Members of Afghan Special Forces will start receiving training in Turkey as part of a military program launched by NATO, Deutsche Welle Turkish said on July 29, citing a report by German news agency dpa.
A NATO official told dpa that Afghan forces have already flown to Ankara, but that he could not say where the training would be held or reveal any other details due to security grounds.
This will be the first that time Afghan forces will receive training outside Afghanistan, as NATO's mission in the country ended.
“Apart from the ongoing financial and diplomatic presence, the NATO's extensive support to Afghanistan also includes Afghan security forces' training abroad,” the NATO spokesperson reportedly said.
'Turkish troops not to partake in combat operations in Afghanistan'
Meanwhile, a spokesperson for the Turkish Defense Ministry said on July 29 that Turkish troops will not partake in any combat operation in Afghanistan, except for "self-defense" purposes.
If Turkey takes on the mission to protect Kabul's airport, Turkish soldiers "will not have combat or operational duty other than self-defense," said Defense Ministry spokeswoman Maj. Pınar Kara said during a press conference.
Turkey is offering to protect Kabul's Hamid Karzai International Airport after U.S. forces leave in what experts view as a high-risk bid to improve Ankara's strained ties with Washington.

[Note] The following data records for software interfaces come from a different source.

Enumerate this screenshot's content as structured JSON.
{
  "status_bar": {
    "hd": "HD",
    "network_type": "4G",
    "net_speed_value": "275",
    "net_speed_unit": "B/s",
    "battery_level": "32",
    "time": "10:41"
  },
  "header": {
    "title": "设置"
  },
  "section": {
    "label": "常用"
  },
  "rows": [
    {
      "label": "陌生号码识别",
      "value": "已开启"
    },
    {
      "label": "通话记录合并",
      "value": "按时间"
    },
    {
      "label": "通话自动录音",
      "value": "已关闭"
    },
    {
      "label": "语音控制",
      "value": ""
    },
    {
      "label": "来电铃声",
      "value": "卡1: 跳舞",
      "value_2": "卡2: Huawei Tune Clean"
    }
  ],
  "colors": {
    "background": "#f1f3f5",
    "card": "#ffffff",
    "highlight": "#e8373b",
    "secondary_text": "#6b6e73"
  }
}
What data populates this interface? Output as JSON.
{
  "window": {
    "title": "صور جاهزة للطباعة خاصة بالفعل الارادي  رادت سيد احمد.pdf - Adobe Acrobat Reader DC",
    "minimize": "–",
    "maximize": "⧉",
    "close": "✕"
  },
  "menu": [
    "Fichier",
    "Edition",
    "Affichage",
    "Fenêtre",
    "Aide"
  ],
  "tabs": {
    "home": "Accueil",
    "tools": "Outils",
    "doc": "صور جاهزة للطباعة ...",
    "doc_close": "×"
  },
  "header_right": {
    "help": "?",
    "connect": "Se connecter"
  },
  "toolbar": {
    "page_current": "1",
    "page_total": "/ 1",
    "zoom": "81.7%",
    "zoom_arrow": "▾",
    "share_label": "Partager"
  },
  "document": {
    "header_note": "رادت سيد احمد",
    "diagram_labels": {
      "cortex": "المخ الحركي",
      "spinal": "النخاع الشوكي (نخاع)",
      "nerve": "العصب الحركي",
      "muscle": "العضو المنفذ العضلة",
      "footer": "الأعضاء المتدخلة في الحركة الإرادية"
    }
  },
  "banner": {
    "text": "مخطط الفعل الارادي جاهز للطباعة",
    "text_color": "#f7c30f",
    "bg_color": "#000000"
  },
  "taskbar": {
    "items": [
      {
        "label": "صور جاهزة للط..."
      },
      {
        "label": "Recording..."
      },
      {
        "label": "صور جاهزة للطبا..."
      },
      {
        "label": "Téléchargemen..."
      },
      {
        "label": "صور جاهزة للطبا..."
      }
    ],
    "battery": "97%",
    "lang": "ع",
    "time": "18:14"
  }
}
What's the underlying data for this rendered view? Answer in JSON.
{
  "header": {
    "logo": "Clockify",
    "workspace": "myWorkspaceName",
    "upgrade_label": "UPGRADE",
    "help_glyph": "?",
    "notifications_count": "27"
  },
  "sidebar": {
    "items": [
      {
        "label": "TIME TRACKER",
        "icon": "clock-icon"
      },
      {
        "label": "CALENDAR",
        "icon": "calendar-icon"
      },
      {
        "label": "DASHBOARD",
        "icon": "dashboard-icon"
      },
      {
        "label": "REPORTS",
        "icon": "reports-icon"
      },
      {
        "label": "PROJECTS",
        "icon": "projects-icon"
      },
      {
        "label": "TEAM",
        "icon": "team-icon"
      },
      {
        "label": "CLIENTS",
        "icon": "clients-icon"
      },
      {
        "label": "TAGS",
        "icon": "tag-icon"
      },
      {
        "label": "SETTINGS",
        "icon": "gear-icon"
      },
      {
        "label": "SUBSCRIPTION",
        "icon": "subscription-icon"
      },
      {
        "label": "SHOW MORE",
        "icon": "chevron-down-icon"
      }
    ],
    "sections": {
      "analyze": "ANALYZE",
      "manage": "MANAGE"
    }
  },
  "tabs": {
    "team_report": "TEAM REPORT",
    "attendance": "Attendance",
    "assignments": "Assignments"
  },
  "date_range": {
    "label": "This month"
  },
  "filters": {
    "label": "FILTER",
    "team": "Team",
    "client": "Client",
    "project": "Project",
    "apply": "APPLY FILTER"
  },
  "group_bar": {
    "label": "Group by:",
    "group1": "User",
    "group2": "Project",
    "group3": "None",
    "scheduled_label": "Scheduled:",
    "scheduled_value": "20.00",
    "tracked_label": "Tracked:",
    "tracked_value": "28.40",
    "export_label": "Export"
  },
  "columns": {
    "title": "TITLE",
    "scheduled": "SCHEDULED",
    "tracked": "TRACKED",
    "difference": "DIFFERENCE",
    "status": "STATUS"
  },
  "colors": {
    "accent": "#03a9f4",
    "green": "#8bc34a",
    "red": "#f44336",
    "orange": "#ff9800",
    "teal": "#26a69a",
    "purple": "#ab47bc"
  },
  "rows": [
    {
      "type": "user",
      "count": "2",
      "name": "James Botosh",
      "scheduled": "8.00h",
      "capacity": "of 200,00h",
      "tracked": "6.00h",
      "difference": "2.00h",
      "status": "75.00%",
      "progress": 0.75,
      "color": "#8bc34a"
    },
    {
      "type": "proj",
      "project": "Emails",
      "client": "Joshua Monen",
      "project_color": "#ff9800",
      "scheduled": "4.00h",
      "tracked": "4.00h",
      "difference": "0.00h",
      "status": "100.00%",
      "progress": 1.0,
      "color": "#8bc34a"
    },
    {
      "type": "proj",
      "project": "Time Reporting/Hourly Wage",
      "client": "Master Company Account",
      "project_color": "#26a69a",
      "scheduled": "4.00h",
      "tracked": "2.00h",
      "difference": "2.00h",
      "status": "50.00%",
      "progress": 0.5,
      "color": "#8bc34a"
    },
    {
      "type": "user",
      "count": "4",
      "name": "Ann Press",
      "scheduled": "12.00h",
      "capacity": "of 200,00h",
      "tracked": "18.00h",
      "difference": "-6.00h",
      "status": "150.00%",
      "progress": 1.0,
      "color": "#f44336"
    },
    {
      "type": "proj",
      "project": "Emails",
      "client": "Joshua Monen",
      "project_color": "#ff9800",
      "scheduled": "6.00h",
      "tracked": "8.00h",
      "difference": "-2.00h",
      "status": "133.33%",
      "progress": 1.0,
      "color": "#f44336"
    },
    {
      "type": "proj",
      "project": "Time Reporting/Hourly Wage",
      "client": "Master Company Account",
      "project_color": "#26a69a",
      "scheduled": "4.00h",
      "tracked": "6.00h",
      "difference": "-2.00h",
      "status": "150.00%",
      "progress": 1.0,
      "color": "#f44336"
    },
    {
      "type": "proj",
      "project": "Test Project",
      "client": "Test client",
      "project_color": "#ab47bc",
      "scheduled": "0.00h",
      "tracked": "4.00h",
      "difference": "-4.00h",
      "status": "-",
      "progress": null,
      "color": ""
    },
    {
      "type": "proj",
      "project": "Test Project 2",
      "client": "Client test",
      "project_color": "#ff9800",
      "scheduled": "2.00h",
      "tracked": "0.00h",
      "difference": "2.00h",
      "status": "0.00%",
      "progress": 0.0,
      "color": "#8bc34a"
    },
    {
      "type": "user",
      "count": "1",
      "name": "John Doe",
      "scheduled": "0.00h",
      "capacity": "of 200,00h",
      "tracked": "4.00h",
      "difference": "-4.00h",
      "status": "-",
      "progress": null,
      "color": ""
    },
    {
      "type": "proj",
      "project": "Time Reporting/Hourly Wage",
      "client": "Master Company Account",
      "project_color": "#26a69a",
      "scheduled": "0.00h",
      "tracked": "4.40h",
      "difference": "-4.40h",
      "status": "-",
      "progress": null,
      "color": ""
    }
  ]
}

Keeping the air hub safe from advancing Taliban forces became a major issue after U.S. President Joe Biden called an end to Washington's 20-year involvement by ordering all troops out of Afghanistan by the end of next month.
On June 14, leaders of NATO countries held a summit in Brussels, reaffirming the organization's enduring support for security and stability in Afghanistan.
“NATO will continue to provide training and financial support to the Afghan National Defence and Security Forces, including through the Afghan National Army Trust Fund,” they said in a statement.
NATO Secretary-General Jens Stoltenberg said on July 27 he had spoken to Afghanistan President Ashraf Ghani to reassure him that NATO would continue to support the country, where Taliban advances have piled pressure on the U.S.-backed government in Kabul.
"Good to speak with President @ashrafghani today. The security situation in #Afghanistan remains deeply challenging, and requires a negotiated settlement," wrote Stoltenberg on his Twitter account on July 27.
"#NATO will continue to support Afghanistan, including with funding; civilian presence; and out-of-country training."